## WHAT THE TASK ASKS
Output every line below without omitting or altering anything.

(Element data from apps and pages)

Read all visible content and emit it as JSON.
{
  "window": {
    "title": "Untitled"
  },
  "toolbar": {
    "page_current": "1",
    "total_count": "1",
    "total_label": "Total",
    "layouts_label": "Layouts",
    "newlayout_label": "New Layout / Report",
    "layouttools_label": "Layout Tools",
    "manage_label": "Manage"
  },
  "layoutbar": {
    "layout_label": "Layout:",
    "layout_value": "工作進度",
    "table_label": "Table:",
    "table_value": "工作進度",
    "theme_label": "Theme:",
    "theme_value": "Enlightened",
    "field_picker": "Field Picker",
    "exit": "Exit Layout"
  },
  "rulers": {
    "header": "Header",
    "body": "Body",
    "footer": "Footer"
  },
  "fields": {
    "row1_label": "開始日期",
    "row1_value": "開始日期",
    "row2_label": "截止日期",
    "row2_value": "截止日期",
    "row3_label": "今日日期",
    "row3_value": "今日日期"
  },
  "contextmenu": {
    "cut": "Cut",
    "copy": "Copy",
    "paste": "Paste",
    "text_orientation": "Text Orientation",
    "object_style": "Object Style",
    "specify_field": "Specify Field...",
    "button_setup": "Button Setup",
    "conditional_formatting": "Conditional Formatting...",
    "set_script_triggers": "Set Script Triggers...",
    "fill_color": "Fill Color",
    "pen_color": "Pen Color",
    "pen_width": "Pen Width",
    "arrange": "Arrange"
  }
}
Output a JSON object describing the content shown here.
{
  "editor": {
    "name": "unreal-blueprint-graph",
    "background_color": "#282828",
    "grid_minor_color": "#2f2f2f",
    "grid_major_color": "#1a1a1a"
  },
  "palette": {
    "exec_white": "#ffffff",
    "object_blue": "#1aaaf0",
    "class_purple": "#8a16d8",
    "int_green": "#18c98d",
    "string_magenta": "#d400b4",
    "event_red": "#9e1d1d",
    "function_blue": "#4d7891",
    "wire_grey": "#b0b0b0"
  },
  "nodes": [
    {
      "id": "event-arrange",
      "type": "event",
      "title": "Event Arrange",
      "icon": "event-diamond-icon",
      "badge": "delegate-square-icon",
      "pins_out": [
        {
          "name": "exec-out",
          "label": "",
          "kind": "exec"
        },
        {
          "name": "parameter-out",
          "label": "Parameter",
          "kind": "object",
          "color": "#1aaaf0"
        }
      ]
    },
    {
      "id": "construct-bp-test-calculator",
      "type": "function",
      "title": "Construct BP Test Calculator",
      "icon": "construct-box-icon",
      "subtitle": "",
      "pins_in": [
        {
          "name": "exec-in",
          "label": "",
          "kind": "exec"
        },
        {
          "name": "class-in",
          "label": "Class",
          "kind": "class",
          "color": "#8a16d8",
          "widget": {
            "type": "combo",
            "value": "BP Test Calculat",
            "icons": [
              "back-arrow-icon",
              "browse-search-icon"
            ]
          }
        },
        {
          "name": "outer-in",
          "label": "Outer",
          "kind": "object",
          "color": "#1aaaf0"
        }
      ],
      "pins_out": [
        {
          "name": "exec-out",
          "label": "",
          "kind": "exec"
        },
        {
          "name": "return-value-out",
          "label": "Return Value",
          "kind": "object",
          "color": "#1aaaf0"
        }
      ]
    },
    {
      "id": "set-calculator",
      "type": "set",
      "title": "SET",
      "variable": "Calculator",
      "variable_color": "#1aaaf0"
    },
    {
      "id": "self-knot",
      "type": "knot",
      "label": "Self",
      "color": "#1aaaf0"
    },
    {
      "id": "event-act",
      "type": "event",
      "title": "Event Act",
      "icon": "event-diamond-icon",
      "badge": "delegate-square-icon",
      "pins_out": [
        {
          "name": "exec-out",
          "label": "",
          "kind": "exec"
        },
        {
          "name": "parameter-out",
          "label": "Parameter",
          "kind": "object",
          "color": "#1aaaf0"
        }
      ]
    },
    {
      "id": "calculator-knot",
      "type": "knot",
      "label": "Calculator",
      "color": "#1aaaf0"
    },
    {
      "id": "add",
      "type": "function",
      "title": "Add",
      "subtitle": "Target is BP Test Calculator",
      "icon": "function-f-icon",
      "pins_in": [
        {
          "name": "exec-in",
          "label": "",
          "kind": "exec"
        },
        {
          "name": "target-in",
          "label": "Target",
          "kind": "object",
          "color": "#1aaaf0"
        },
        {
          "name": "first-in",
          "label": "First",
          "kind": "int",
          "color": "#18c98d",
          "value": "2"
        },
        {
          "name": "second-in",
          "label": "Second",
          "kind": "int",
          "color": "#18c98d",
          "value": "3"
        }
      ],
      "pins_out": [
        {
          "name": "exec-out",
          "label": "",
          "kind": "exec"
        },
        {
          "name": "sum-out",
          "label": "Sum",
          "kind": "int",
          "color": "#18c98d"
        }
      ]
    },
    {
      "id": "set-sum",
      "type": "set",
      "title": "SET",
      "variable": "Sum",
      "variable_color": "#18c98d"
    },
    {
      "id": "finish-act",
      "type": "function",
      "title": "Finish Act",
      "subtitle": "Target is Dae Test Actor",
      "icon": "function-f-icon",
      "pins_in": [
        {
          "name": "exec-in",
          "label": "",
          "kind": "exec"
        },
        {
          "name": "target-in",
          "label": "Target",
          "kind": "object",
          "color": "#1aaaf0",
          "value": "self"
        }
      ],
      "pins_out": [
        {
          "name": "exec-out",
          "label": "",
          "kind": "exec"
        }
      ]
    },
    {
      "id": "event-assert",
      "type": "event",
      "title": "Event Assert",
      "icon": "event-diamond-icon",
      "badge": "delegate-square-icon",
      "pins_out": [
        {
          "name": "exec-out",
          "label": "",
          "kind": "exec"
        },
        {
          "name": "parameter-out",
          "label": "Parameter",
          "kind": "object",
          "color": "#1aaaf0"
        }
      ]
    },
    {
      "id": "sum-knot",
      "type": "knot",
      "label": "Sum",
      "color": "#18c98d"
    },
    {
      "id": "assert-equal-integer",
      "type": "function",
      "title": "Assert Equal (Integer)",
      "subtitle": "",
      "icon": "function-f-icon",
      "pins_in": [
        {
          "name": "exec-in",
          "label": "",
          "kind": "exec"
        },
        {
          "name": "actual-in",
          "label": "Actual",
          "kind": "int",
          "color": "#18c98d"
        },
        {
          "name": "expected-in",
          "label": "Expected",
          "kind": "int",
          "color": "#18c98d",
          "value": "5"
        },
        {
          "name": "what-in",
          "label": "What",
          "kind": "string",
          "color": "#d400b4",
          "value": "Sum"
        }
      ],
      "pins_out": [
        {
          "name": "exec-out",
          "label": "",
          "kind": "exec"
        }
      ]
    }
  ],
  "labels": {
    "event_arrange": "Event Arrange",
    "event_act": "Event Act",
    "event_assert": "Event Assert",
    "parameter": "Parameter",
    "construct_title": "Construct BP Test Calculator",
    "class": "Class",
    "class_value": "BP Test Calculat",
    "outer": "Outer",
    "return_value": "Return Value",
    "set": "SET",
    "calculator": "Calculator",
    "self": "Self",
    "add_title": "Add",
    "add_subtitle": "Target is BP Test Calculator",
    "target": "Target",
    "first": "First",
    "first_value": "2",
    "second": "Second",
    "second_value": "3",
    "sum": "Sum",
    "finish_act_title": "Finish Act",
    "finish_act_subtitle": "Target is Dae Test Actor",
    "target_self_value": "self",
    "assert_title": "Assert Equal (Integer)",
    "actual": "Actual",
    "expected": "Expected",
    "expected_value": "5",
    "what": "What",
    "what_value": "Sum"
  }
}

## ANSWER AREA
Read all visible content and emit it as JSON.
{
  "window": {
    "title": "Untitled"
  },
  "toolbar": {
    "page_current": "1",
    "total_count": "1",
    "total_label": "Total",
    "layouts_label": "Layouts",
    "newlayout_label": "New Layout / Report",
    "layouttools_label": "Layout Tools",
    "manage_label": "Manage"
  },
  "layoutbar": {
    "layout_label": "Layout:",
    "layout_value": "工作進度",
    "table_label": "Table:",
    "table_value": "工作進度",
    "theme_label": "Theme:",
    "theme_value": "Enlightened",
    "field_picker": "Field Picker",
    "exit": "Exit Layout"
  },
  "rulers": {
    "header": "Header",
    "body": "Body",
    "footer": "Footer"
  },
  "fields": {
    "row1_label": "開始日期",
    "row1_value": "開始日期",
    "row2_label": "截止日期",
    "row2_value": "截止日期",
    "row3_label": "今日日期",
    "row3_value": "今日日期"
  },
  "contextmenu": {
    "cut": "Cut",
    "copy": "Copy",
    "paste": "Paste",
    "text_orientation": "Text Orientation",
    "object_style": "Object Style",
    "specify_field": "Specify Field...",
    "button_setup": "Button Setup",
    "conditional_formatting": "Conditional Formatting...",
    "set_script_triggers": "Set Script Triggers...",
    "fill_color": "Fill Color",
    "pen_color": "Pen Color",
    "pen_width": "Pen Width",
    "arrange": "Arrange"
  }
}
Output a JSON object describing the content shown here.
{
  "editor": {
    "name": "unreal-blueprint-graph",
    "background_color": "#282828",
    "grid_minor_color": "#2f2f2f",
    "grid_major_color": "#1a1a1a"
  },
  "palette": {
    "exec_white": "#ffffff",
    "object_blue": "#1aaaf0",
    "class_purple": "#8a16d8",
    "int_green": "#18c98d",
    "string_magenta": "#d400b4",
    "event_red": "#9e1d1d",
    "function_blue": "#4d7891",
    "wire_grey": "#b0b0b0"
  },
  "nodes": [
    {
      "id": "event-arrange",
      "type": "event",
      "title": "Event Arrange",
      "icon": "event-diamond-icon",
      "badge": "delegate-square-icon",
      "pins_out": [
        {
          "name": "exec-out",
          "label": "",
          "kind": "exec"
        },
        {
          "name": "parameter-out",
          "label": "Parameter",
          "kind": "object",
          "color": "#1aaaf0"
        }
      ]
    },
    {
      "id": "construct-bp-test-calculator",
      "type": "function",
      "title": "Construct BP Test Calculator",
      "icon": "construct-box-icon",
      "subtitle": "",
      "pins_in": [
        {
          "name": "exec-in",
          "label": "",
          "kind": "exec"
        },
        {
          "name": "class-in",
          "label": "Class",
          "kind": "class",
          "color": "#8a16d8",
          "widget": {
            "type": "combo",
            "value": "BP Test Calculat",
            "icons": [
              "back-arrow-icon",
              "browse-search-icon"
            ]
          }
        },
        {
          "name": "outer-in",
          "label": "Outer",
          "kind": "object",
          "color": "#1aaaf0"
        }
      ],
      "pins_out": [
        {
          "name": "exec-out",
          "label": "",
          "kind": "exec"
        },
        {
          "name": "return-value-out",
          "label": "Return Value",
          "kind": "object",
          "color": "#1aaaf0"
        }
      ]
    },
    {
      "id": "set-calculator",
      "type": "set",
      "title": "SET",
      "variable": "Calculator",
      "variable_color": "#1aaaf0"
    },
    {
      "id": "self-knot",
      "type": "knot",
      "label": "Self",
      "color": "#1aaaf0"
    },
    {
      "id": "event-act",
      "type": "event",
      "title": "Event Act",
      "icon": "event-diamond-icon",
      "badge": "delegate-square-icon",
      "pins_out": [
        {
          "name": "exec-out",
          "label": "",
          "kind": "exec"
        },
        {
          "name": "parameter-out",
          "label": "Parameter",
          "kind": "object",
          "color": "#1aaaf0"
        }
      ]
    },
    {
      "id": "calculator-knot",
      "type": "knot",
      "label": "Calculator",
      "color": "#1aaaf0"
    },
    {
      "id": "add",
      "type": "function",
      "title": "Add",
      "subtitle": "Target is BP Test Calculator",
      "icon": "function-f-icon",
      "pins_in": [
        {
          "name": "exec-in",
          "label": "",
          "kind": "exec"
        },
        {
          "name": "target-in",
          "label": "Target",
          "kind": "object",
          "color": "#1aaaf0"
        },
        {
          "name": "first-in",
          "label": "First",
          "kind": "int",
          "color": "#18c98d",
          "value": "2"
        },
        {
          "name": "second-in",
          "label": "Second",
          "kind": "int",
          "color": "#18c98d",
          "value": "3"
        }
      ],
      "pins_out": [
        {
          "name": "exec-out",
          "label": "",
          "kind": "exec"
        },
        {
          "name": "sum-out",
          "label": "Sum",
          "kind": "int",
          "color": "#18c98d"
        }
      ]
    },
    {
      "id": "set-sum",
      "type": "set",
      "title": "SET",
      "variable": "Sum",
      "variable_color": "#18c98d"
    },
    {
      "id": "finish-act",
      "type": "function",
      "title": "Finish Act",
      "subtitle": "Target is Dae Test Actor",
      "icon": "function-f-icon",
      "pins_in": [
        {
          "name": "exec-in",
          "label": "",
          "kind": "exec"
        },
        {
          "name": "target-in",
          "label": "Target",
          "kind": "object",
          "color": "#1aaaf0",
          "value": "self"
        }
      ],
      "pins_out": [
        {
          "name": "exec-out",
          "label": "",
          "kind": "exec"
        }
      ]
    },
    {
      "id": "event-assert",
      "type": "event",
      "title": "Event Assert",
      "icon": "event-diamond-icon",
      "badge": "delegate-square-icon",
      "pins_out": [
        {
          "name": "exec-out",
          "label": "",
          "kind": "exec"
        },
        {
          "name": "parameter-out",
          "label": "Parameter",
          "kind": "object",
          "color": "#1aaaf0"
        }
      ]
    },
    {
      "id": "sum-knot",
      "type": "knot",
      "label": "Sum",
      "color": "#18c98d"
    },
    {
      "id": "assert-equal-integer",
      "type": "function",
      "title": "Assert Equal (Integer)",
      "subtitle": "",
      "icon": "function-f-icon",
      "pins_in": [
        {
          "name": "exec-in",
          "label": "",
          "kind": "exec"
        },
        {
          "name": "actual-in",
          "label": "Actual",
          "kind": "int",
          "color": "#18c98d"
        },
        {
          "name": "expected-in",
          "label": "Expected",
          "kind": "int",
          "color": "#18c98d",
          "value": "5"
        },
        {
          "name": "what-in",
          "label": "What",
          "kind": "string",
          "color": "#d400b4",
          "value": "Sum"
        }
      ],
      "pins_out": [
        {
          "name": "exec-out",
          "label": "",
          "kind": "exec"
        }
      ]
    }
  ],
  "labels": {
    "event_arrange": "Event Arrange",
    "event_act": "Event Act",
    "event_assert": "Event Assert",
    "parameter": "Parameter",
    "construct_title": "Construct BP Test Calculator",
    "class": "Class",
    "class_value": "BP Test Calculat",
    "outer": "Outer",
    "return_value": "Return Value",
    "set": "SET",
    "calculator": "Calculator",
    "self": "Self",
    "add_title": "Add",
    "add_subtitle": "Target is BP Test Calculator",
    "target": "Target",
    "first": "First",
    "first_value": "2",
    "second": "Second",
    "second_value": "3",
    "sum": "Sum",
    "finish_act_title": "Finish Act",
    "finish_act_subtitle": "Target is Dae Test Actor",
    "target_self_value": "self",
    "assert_title": "Assert Equal (Integer)",
    "actual": "Actual",
    "expected": "Expected",
    "expected_value": "5",
    "what": "What",
    "what_value": "Sum"
  }
}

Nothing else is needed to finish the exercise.